    There was some uncertainty surrounding Capela's potential return this season, but now he will have a much better shot at getting a few games below his belt before the conclusion of the season. If Capela does indeed find himself on the court for a few games, we'd have to imagine that he will be on a strict minutes limit as Lloyd Pierce alluded to last month.

    Source: Atlantic Journal Constitution

  • Cameron Johnson
    SF, Phoenix Suns

    Cameron Johnson is fully cleared from mononucleosis that he has been battling for the past few weeks.

    Johnson missed the final three games before the league was suspended due to mononucleosis, but will be ready to go when the season starts up again. Johnson was looking at an expanded role with Kelly Oubre Jr. injured, but there is now a chance that Oubre Jr. will be ready a situation to monitor when the season gets ready to resume.

    Source: The Athletic

  • Joe Harris
    SF, Brooklyn Nets

    Joe Harris said that he would like to re-sign with the Nets this summer.

    When Harris was asked if he would like to play with the Nets next season, he replied, “Yeah, definitely! Why wouldn’t you?" The Nets will have Harris' Bird Rights and will certainly like to bring him back, but Harris will be a highly-coveted free agent this summer and will be looking to cash in on what is seen as a weaker free agent class.

    Source: New York Post

  • Jonathan Isaac
    PF, Orlando Magic

    Jonathan Isaac has been continuing his rehab work from a severe knee sprain amid the NBA hiatus.

    Isaac has been out since early in the calendar year after suffering a left knee sprain and bone bruise. The NBA denied the Magic a Disabled Player Exception earlier in the year, as doctors believed that Isaac wouldn't be out until mid June. Isaac was a long shot to return by the playoffs, but the hiatus has given him a better chance to return and potentially be ready for the start of the playoffs. This is an interesting watch as we continue to wait for the NBA, and life in general, to resume as normal.

    Source: The Athletic

  • LeBron James
    SF, Los Angeles Lakers

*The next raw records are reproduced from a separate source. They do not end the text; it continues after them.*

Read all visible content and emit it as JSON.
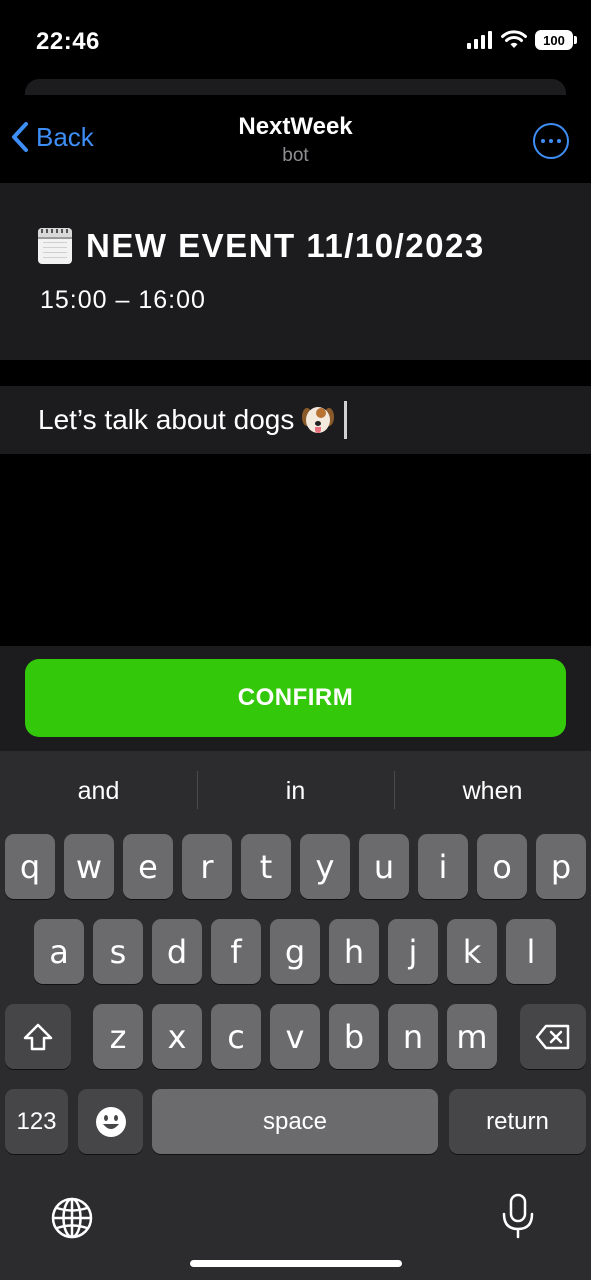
{
  "status_bar": {
    "time": "22:46",
    "battery": "100"
  },
  "header": {
    "back_label": "Back",
    "title": "NextWeek",
    "subtitle": "bot"
  },
  "event": {
    "title": "NEW EVENT 11/10/2023",
    "time": "15:00 – 16:00"
  },
  "message_input": {
    "value": "Let’s talk about dogs"
  },
  "confirm": {
    "label": "CONFIRM"
  },
  "keyboard": {
    "suggestions": [
      "and",
      "in",
      "when"
    ],
    "row1": [
      "q",
      "w",
      "e",
      "r",
      "t",
      "y",
      "u",
      "i",
      "o",
      "p"
    ],
    "row2": [
      "a",
      "s",
      "d",
      "f",
      "g",
      "h",
      "j",
      "k",
      "l"
    ],
    "row3": [
      "z",
      "x",
      "c",
      "v",
      "b",
      "n",
      "m"
    ],
    "numbers_label": "123",
    "space_label": "space",
    "return_label": "return"
  },
  "colors": {
    "accent": "#3e8ef7",
    "confirm": "#34c80a"
  }
}
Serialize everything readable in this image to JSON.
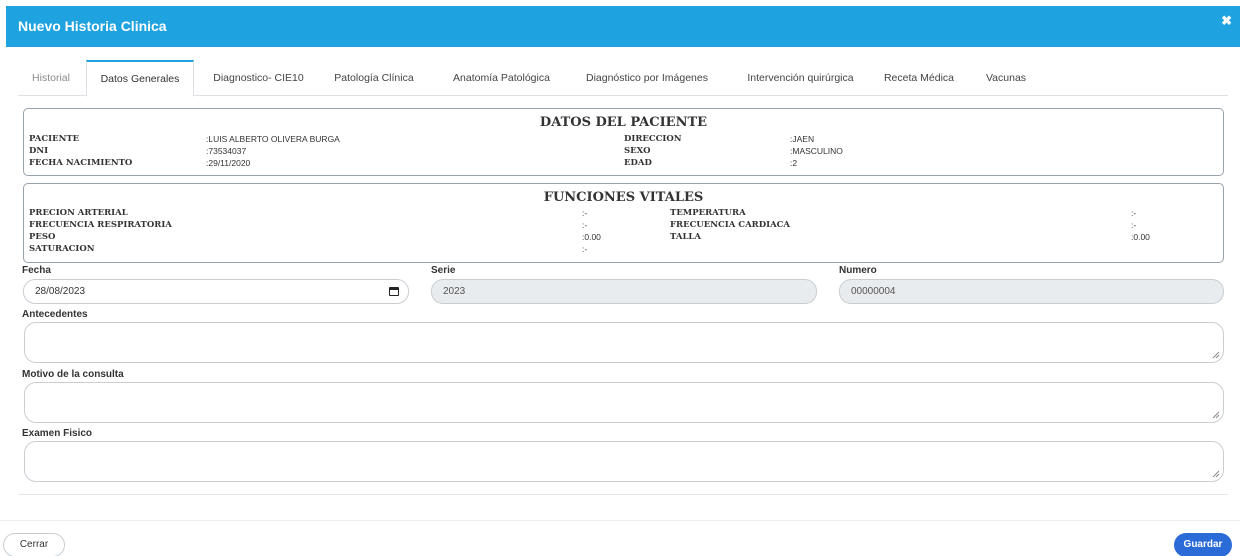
{
  "modal": {
    "title": "Nuevo Historia Clinica",
    "close_symbol": "✖"
  },
  "tabs": [
    {
      "label": "Historial"
    },
    {
      "label": "Datos Generales"
    },
    {
      "label": "Diagnostico- CIE10"
    },
    {
      "label": "Patología Clínica"
    },
    {
      "label": "Anatomía Patológica"
    },
    {
      "label": "Diagnóstico por Imágenes"
    },
    {
      "label": "Intervención quirúrgica"
    },
    {
      "label": "Receta Médica"
    },
    {
      "label": "Vacunas"
    }
  ],
  "active_tab": "Datos Generales",
  "patient": {
    "title": "DATOS DEL PACIENTE",
    "paciente_label": "PACIENTE",
    "paciente_value": ":LUIS ALBERTO OLIVERA BURGA",
    "dni_label": "DNI",
    "dni_value": ":73534037",
    "fnac_label": "FECHA NACIMIENTO",
    "fnac_value": ":29/11/2020",
    "direccion_label": "DIRECCION",
    "direccion_value": ":JAEN",
    "sexo_label": "SEXO",
    "sexo_value": ":MASCULINO",
    "edad_label": "EDAD",
    "edad_value": ":2"
  },
  "vitals": {
    "title": "FUNCIONES VITALES",
    "pa_label": "PRECION ARTERIAL",
    "pa_value": ":-",
    "fr_label": "FRECUENCIA RESPIRATORIA",
    "fr_value": ":-",
    "peso_label": "PESO",
    "peso_value": ":0.00",
    "sat_label": "SATURACION",
    "sat_value": ":-",
    "temp_label": "TEMPERATURA",
    "temp_value": ":-",
    "fc_label": "FRECUENCIA CARDIACA",
    "fc_value": ":-",
    "talla_label": "TALLA",
    "talla_value": ":0.00"
  },
  "form": {
    "fecha_label": "Fecha",
    "fecha_value": "28/08/2023",
    "serie_label": "Serie",
    "serie_value": "2023",
    "numero_label": "Numero",
    "numero_value": "00000004",
    "antecedentes_label": "Antecedentes",
    "motivo_label": "Motivo de la consulta",
    "examen_label": "Examen Fisico"
  },
  "footer": {
    "cerrar_label": "Cerrar",
    "guardar_label": "Guardar"
  },
  "colors": {
    "header": "#1ea2e0",
    "primary_button": "#2b6bd8"
  }
}
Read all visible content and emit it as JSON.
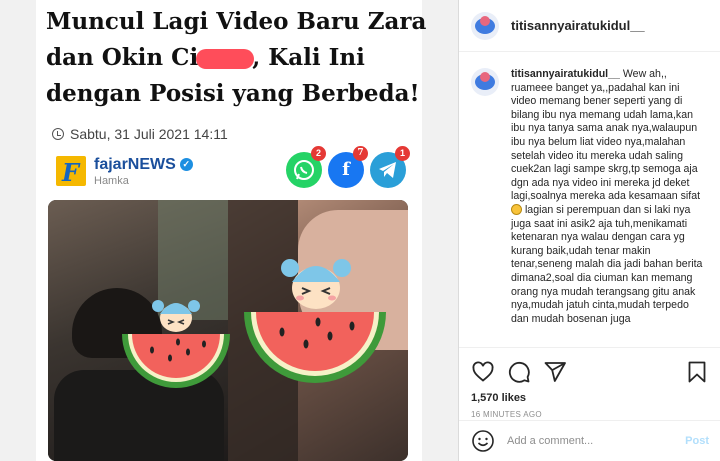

    The New York Post's Marc Berman reports that the NBA's best-case scenario is looking like a late June to early July brief regular season restart with a one-site, 16-team playoff, possibly with each series a best-of-three.

    He mentions that a league official said that nothing is off the table, so we're far away from anything definitive. There is still obviously a chance that the season gets cancelled, but the league is "very determined to have a champion". Don't expect anything to be determined for many weeks, if not months.

    Source: The New York Post

  • John Wall
    PG, Washington Wizards

    John Wall (Achilles) was participating in scrimmages with the Capital City Go-Go before the NBA suspended its season.

    Wall was scrimmaging every three days or thereabouts, depending on the schedule, and was a regular presence at the team's practices. There's even video of him throwing down a nasty jam on rookie Garrison Mathews at the link below. Despite this notable step forward in his recovery, the Wizards have maintained that Wall will not return this season, even with the hiatus giving Wall an extra few months of recovery time.

    Source: The Athletic

  • Tyler Bey
    SG, College

    University of Colorado shooting guard Tyler Bey declared for the 2020 NBA Draft on Sunday.

    The junior is being regarded as an early second-round draft prospect for this summer. Bey has some potential as a fantasy asset based upon his ability to accumulate steals and blocks, but it's unclear what kind of a role he would carry as a rookie in the NBA. His odds to become a defensive ace, who also develops consistent range from deep, is what NBA squads will be calculating when they look at him on draft day.

    Source: Tyler Bey on Twitter